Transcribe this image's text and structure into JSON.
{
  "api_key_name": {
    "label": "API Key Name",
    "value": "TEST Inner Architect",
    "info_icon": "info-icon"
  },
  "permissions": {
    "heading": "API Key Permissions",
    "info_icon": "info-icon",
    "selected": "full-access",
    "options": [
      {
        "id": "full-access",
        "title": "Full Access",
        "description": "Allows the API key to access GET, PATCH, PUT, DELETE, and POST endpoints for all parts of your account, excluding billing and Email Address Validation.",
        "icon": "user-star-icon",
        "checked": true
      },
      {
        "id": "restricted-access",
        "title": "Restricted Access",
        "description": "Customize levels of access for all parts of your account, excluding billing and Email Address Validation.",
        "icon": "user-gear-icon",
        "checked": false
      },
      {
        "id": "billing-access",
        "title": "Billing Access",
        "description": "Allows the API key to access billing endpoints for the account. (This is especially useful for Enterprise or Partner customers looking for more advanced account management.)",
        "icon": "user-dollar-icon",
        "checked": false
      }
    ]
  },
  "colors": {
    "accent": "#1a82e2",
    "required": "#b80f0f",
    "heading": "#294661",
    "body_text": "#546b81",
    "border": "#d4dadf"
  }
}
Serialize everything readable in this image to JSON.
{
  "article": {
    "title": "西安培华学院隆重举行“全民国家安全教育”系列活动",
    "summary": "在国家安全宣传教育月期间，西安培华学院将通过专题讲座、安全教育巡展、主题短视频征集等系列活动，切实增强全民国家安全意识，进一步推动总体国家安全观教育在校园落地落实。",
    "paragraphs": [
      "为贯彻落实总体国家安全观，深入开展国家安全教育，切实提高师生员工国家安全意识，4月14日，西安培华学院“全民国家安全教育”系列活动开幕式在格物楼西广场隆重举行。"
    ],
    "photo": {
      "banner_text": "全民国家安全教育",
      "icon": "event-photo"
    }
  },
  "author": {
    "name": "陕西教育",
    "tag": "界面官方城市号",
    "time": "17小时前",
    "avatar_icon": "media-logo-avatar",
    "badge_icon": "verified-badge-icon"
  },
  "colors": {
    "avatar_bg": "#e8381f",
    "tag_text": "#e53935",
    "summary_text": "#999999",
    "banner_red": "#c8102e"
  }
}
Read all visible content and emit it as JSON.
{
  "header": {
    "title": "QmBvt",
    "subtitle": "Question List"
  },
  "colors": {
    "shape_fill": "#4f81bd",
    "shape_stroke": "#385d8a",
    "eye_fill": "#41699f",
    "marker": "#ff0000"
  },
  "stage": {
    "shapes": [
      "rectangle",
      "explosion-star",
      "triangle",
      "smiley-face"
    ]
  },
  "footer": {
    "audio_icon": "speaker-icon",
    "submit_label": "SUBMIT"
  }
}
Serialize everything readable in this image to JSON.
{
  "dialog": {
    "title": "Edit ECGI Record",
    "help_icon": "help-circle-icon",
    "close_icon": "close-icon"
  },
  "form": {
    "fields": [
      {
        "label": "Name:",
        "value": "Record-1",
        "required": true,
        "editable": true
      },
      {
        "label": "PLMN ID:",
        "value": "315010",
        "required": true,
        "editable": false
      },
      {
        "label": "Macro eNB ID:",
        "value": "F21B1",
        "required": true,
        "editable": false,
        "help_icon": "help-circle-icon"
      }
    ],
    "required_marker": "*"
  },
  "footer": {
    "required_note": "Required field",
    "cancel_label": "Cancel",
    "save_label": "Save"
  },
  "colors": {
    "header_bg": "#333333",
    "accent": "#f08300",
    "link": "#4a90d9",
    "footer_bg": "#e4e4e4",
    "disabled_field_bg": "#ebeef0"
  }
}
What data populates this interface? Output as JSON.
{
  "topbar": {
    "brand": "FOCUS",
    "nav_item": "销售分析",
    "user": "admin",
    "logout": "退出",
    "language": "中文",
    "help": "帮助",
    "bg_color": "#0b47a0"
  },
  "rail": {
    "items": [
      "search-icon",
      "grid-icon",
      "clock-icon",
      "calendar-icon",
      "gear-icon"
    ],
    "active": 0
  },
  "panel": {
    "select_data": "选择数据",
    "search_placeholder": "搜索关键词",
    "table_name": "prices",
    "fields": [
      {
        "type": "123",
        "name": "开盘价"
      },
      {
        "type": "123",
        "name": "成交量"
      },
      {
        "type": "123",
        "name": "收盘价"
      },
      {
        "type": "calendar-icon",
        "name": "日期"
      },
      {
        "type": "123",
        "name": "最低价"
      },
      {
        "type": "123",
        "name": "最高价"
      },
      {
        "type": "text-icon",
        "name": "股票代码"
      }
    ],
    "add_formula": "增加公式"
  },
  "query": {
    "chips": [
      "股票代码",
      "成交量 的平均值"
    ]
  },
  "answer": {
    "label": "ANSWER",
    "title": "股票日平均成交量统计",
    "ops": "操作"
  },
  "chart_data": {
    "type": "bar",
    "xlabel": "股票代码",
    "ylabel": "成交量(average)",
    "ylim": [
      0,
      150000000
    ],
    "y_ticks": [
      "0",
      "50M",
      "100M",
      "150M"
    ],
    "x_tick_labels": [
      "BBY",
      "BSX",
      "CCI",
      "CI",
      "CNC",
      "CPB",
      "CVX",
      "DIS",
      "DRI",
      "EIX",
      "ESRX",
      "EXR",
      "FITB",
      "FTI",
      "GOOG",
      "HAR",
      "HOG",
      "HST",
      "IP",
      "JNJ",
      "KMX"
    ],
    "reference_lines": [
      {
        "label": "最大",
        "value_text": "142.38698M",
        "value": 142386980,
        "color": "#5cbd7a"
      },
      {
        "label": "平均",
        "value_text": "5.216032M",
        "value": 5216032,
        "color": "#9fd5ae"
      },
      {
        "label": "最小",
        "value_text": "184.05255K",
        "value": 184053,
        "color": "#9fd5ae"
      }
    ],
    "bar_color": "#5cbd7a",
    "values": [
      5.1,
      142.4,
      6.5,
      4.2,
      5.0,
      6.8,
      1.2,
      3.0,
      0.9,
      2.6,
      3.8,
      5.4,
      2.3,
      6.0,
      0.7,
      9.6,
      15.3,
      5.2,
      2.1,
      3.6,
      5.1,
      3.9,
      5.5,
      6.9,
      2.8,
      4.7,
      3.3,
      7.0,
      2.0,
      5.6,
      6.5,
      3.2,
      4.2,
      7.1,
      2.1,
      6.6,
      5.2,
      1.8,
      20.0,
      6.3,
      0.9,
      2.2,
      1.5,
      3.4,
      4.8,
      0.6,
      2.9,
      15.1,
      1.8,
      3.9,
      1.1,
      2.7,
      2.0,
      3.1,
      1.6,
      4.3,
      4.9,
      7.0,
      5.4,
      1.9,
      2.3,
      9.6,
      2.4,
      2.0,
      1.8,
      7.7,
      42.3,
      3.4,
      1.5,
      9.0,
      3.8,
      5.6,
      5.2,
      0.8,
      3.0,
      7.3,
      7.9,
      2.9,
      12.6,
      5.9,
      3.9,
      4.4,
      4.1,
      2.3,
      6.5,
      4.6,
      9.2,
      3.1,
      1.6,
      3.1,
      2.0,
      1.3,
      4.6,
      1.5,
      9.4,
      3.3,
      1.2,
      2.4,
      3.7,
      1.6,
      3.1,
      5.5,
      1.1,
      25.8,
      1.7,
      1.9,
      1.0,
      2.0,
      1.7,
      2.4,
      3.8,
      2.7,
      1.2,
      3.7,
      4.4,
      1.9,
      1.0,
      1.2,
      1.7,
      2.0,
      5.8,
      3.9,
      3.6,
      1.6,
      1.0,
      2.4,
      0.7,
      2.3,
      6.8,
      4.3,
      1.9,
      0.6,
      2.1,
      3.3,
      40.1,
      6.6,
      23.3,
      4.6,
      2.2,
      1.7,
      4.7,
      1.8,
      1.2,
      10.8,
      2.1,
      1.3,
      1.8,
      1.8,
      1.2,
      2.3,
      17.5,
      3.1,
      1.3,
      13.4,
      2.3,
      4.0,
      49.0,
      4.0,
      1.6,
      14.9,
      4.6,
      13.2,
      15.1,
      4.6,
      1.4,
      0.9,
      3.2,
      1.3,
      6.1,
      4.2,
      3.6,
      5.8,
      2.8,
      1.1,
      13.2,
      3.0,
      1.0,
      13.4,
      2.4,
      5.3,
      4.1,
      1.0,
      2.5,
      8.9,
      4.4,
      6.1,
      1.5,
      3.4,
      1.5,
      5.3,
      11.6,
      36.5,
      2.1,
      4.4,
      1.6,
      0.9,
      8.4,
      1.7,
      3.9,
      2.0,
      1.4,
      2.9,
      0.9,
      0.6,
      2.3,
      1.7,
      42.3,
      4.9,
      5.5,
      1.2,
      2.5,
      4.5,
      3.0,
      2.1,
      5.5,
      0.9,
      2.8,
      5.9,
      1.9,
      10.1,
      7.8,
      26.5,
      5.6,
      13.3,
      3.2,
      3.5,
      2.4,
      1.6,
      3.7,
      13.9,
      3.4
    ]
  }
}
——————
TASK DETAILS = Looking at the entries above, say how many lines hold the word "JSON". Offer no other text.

FINAL ANSWER = 5